In this Torah shiur (class) on Sefer Yirmiyahu Perek 32, Rabbi Avishai David continues to explore the philosophical meaning of Hashgachat Hashem, as it is described in pasuk 19 of this perek. The class includes the writings of the Rambam in Moreh Nevuchim, the Ramchal, and the Sefer Hachinuch, in explaining Divine Supervision of the world.
In this Torah shiur (class) on Sefer Yirmiyahu, Rabbi Avishai David teaches perek 33. This perek contains within it elements of both destruction and rebuilding, and emphasizes the everlasting covenant that Hashem keeps with the Davidic dynasty and with the Kohanim and Leviim, which will ultimately herald the era of Mashiach. The many words used to describe Creation in this perek convey the message that the world was created for our sake, yet everything depends on our observance of Torah and Mitzvot.
In this Torah shiur (class) on Sefer Yirmiyahu, Rabbi Avishai David teaches perek 34, which begins with the prophesy of the destruction of Jerusalem and the capture of King Tzidkiyahu. Yirmiyahu commands the Jewish people to free their servants, yet many people free their slaves, only to recapture them and force them back into servitude. This sin elicits a strong prophesy of destruction and suffering to the Jewish people.
In this Torah shiur (class) on Sefer Yirmiyahu, Rabbi Avishai David teaches perek 35, which tells of the righteous Yonadav, his family, and their reward. Yonadav is a symbol of simplicity and satisfaction with limited material acquisitions, and his family is held up as an example of steadfast loyalty to their father. In contrast, the Jewish Nation has neglected to listen to Hashem’s commandments.

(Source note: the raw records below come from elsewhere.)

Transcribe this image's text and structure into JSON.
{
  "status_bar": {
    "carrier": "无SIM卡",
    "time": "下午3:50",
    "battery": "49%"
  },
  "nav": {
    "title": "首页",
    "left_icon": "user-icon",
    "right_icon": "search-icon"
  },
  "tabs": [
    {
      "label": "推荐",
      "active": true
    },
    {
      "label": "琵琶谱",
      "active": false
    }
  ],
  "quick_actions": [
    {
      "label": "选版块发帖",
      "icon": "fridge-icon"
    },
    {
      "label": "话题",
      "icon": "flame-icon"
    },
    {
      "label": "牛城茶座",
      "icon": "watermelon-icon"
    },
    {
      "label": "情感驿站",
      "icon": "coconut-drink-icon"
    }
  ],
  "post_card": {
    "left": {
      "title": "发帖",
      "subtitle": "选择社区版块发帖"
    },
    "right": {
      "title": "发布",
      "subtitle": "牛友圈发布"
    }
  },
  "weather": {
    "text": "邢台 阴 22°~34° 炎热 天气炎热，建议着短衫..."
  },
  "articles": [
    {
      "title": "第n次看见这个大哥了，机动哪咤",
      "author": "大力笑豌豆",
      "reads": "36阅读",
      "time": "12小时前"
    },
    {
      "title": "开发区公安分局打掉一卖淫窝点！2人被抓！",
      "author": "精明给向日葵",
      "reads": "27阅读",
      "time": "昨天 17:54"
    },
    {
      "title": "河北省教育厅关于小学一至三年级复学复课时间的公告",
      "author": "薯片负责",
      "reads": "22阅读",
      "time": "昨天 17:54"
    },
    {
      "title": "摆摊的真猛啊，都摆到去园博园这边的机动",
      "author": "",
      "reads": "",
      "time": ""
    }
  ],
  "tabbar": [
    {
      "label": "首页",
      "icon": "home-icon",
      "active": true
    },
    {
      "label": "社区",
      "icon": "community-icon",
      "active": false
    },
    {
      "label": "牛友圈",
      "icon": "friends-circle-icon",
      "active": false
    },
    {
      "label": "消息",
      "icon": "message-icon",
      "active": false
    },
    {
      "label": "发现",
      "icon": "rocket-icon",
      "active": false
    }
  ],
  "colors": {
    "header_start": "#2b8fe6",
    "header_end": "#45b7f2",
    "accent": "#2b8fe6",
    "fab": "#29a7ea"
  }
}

In this Torah shiur (class) on Sefer Yirmiyahu, Rabbi Avishai David explains the details and nuances of perek 36. In this perek, Yirmiyahu writes a scroll describing the future destruction of the kingdom of Yehuda. Instead of responding with teshuva, the king Yehoyakim burns the scroll, and the result is disastrous for his future.
In this Torah class (shiur) on Sefer Yirmiyahu, Rabbi Avishai David compares two kings who ruled at the end of of the era of the first Beit Hamikdash, Tzidkiyahu and Yehoyakim. The Beis Halevi explains that Yehoyakim was a wicked king who lived in a generation of righteous people, while Tzidkiyahu was a righteous king who ruled in a wicked generation.
In this shiur (Torah class) on Sefer Yirmiyahu, Rabbi Avishai David teaches chapter 38. In this perek, the tension between Yirmiyahu, the noblemen, and Tzidkiyahu is apparent. The tension leads to the nobles throwing Yirmiyahu into a lime pit for his prophesies, and Tzidkiyahu removing him and meeting with him secretly.
In this Torah class (shiur) on Sefer Yirmiyahu, Rabbi Avishai David teaches perek 38. Tzidkiyahu, the righteous king of the remnant of the Jews left in Yerushalyaim, is captive to the evil courtiers surrounding him. He secretly meets with Yirmiyahu and saves Yirmiyahu from death. Ultimately, Tzidkiyahu is captured and taken to Bavel, where his eyes are blinded and his children are killed in front of him. At this painful moment, Tzidkiyahu acknowledges that he deserved this punishment, and that all of the prophesies of doom had been fulfilled.
In this Torah shiur (class) on Sefer Yirmiyahu, Rabbi Avishai David teaches perek 39, which describes the conquest of Jerusalem and the exile of Tzidkiyahu and the Jewish people. Ironically, Yirmiyahu is protected by Nevuchadnetzar, while those powerful Jews who thought they would persevere are exiled.
In this Torah shiur (class) on Sefer Yirmiyahu, Rabbi Avishai David discusses the moving episode of Yirmiyahu’s choice after the Churban. Nevuchadnetzar offers Yirmiyahu the option of staying in the destroyed city of Jerusalem with a small remnant of the Jewish popluation, or going down to Babylon with the majority of the Jewish people. Yirmiyahu chooses to stay in Eretz Yisrael, so that Hashem will accompany His children in galut. Rabbi David ends with a discussion of the nature of ‘Shechinta b’Galuta”, Hashem in Exile.